MATERIAL PROVIDED

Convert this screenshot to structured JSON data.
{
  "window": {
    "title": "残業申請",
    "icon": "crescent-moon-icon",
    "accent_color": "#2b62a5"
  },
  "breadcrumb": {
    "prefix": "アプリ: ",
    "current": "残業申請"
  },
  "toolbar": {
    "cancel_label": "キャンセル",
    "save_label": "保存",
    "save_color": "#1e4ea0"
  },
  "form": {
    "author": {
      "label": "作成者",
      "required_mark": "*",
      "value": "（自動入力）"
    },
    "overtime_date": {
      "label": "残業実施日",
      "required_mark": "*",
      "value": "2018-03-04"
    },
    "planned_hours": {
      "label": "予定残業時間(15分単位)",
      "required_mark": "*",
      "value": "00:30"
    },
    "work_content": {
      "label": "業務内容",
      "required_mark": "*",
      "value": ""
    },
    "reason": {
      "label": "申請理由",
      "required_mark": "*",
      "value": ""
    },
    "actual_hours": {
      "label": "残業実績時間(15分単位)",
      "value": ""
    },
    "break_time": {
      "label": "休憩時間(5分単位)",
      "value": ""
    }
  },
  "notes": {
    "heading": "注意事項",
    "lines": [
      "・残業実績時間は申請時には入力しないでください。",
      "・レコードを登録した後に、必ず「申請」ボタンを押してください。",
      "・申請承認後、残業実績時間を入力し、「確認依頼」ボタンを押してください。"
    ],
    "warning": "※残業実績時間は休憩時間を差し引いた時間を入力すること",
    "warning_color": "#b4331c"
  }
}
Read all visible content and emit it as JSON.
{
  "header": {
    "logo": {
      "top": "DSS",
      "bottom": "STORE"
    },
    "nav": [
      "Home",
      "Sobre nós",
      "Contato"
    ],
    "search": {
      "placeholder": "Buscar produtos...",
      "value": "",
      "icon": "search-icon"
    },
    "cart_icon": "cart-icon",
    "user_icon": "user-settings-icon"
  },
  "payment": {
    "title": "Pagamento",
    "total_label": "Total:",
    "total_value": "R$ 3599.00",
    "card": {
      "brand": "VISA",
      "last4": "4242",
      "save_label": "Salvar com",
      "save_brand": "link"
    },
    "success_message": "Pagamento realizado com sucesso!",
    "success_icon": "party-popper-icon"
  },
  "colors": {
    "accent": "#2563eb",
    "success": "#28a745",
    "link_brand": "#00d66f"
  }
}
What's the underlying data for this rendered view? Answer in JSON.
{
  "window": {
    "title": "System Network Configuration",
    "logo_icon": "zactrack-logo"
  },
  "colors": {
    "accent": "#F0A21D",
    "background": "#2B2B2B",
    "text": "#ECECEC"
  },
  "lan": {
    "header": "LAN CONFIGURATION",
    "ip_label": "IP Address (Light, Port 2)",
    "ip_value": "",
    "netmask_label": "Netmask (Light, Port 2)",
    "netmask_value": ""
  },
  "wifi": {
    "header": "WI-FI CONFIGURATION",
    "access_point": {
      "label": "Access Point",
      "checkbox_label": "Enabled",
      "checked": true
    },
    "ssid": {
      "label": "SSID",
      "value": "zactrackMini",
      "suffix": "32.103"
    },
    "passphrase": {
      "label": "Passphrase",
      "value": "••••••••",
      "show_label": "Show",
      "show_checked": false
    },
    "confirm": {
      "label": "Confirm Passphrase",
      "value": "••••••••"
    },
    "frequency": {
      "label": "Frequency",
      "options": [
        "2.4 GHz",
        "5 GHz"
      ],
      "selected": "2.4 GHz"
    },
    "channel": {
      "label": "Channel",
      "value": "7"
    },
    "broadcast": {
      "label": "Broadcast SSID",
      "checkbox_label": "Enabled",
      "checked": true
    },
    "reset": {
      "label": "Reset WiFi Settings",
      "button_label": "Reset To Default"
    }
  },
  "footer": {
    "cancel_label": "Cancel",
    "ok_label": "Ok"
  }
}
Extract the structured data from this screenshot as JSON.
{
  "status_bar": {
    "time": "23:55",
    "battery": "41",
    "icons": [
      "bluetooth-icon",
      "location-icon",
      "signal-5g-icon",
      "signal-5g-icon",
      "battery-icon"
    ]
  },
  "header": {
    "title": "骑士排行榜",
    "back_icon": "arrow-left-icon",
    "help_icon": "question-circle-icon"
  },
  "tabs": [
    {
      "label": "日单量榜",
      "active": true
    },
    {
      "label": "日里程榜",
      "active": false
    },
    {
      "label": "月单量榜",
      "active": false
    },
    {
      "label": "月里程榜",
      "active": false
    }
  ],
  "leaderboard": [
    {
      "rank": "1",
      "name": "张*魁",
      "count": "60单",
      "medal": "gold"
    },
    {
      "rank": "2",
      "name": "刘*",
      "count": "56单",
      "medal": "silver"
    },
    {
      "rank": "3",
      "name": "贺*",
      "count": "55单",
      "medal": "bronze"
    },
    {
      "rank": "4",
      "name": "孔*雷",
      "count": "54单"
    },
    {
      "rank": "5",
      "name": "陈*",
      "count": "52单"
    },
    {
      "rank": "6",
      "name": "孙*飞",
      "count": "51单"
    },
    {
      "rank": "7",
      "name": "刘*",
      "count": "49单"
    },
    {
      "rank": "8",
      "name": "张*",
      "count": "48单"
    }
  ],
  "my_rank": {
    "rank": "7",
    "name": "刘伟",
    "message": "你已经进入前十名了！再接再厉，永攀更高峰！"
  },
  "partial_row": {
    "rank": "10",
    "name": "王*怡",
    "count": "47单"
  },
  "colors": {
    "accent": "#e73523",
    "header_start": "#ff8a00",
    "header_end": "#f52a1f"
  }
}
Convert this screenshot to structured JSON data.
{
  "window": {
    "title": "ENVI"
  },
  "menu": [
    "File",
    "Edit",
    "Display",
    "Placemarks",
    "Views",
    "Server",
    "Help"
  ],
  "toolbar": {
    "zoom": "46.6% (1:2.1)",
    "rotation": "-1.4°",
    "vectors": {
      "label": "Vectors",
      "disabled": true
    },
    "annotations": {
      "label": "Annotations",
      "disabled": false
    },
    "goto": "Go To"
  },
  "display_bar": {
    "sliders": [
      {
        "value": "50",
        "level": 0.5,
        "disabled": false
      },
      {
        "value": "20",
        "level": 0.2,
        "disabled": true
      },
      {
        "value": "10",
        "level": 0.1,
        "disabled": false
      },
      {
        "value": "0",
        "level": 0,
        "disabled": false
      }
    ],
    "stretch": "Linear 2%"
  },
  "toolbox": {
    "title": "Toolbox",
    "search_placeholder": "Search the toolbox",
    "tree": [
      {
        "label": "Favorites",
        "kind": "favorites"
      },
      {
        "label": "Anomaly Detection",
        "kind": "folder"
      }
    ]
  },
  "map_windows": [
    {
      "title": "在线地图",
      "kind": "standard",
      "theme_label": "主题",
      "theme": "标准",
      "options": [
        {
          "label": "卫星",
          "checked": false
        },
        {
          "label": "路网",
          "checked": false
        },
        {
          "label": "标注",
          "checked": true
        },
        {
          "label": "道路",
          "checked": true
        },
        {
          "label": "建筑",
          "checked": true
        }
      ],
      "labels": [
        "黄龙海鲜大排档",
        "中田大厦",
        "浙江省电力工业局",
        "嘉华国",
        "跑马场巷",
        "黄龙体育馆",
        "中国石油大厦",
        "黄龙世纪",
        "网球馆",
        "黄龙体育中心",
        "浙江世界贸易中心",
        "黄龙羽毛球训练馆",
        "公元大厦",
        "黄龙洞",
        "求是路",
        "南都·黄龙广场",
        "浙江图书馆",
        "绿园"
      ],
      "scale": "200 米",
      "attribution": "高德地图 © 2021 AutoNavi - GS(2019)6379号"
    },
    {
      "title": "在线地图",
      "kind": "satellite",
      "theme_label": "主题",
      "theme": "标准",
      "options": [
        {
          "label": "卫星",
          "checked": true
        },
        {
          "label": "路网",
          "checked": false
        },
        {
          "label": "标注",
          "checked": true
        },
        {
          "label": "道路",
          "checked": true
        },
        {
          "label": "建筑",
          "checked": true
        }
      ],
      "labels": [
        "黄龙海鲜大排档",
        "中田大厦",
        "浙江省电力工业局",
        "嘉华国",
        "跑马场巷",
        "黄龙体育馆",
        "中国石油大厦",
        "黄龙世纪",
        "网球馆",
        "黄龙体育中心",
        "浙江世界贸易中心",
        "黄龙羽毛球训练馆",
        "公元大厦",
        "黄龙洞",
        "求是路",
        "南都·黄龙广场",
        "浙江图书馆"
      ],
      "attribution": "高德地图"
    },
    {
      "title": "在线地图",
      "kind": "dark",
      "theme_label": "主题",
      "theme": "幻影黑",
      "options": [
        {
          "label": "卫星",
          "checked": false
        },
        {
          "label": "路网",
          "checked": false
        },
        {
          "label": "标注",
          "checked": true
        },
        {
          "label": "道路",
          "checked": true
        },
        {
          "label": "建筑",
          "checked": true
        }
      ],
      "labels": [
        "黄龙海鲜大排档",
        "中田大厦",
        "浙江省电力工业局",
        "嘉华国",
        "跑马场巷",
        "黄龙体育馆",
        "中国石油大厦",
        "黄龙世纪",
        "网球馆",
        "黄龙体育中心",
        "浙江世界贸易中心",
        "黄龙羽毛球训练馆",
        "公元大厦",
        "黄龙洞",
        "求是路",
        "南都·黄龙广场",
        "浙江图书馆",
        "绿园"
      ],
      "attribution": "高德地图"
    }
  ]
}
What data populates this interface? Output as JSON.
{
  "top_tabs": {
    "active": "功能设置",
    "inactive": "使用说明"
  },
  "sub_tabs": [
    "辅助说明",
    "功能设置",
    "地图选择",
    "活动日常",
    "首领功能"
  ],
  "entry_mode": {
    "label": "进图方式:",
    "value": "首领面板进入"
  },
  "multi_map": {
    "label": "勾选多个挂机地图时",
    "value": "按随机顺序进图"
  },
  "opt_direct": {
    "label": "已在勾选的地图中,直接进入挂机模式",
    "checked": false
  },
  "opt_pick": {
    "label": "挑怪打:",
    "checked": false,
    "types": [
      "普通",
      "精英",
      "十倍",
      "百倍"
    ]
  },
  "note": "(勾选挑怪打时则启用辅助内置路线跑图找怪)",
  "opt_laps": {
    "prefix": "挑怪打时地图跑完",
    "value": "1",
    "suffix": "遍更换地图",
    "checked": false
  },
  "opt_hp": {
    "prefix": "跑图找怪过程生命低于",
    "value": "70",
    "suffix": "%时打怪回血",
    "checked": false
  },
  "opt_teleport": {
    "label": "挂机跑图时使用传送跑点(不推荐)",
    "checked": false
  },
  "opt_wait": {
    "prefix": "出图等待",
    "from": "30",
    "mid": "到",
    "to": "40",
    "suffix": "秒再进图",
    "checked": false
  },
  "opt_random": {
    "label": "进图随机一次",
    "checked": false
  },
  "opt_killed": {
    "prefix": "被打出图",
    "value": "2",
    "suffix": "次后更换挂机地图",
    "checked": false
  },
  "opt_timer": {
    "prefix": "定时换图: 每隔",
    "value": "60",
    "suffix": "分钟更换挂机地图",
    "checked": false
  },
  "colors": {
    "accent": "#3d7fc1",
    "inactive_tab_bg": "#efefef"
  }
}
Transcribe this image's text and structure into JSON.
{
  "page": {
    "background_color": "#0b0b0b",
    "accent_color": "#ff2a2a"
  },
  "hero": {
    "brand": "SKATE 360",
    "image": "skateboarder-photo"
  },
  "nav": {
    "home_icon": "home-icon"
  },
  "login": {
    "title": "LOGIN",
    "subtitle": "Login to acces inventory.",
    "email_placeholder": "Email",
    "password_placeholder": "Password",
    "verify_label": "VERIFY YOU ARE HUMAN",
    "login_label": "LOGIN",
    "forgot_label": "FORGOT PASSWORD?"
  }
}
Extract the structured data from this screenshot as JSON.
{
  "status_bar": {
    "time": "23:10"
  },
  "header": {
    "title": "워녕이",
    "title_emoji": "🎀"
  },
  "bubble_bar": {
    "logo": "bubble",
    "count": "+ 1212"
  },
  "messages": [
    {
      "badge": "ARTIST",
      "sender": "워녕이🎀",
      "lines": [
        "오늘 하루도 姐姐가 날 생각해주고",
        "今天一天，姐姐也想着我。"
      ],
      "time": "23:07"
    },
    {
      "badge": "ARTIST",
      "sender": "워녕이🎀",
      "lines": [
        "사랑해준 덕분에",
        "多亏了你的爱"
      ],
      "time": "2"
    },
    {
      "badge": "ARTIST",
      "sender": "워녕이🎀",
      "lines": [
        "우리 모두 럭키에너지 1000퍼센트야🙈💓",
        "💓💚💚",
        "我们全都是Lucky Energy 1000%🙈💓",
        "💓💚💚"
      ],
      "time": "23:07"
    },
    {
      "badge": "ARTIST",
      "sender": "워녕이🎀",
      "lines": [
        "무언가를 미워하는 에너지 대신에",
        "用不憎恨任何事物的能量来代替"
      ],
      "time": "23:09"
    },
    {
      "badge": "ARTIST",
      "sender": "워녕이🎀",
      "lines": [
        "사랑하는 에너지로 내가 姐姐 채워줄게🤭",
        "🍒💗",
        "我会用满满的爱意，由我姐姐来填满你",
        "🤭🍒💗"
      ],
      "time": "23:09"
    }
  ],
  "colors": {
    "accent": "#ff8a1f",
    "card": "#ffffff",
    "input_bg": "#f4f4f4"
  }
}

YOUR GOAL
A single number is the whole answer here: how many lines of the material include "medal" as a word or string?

EXERCISE OUTPUT
3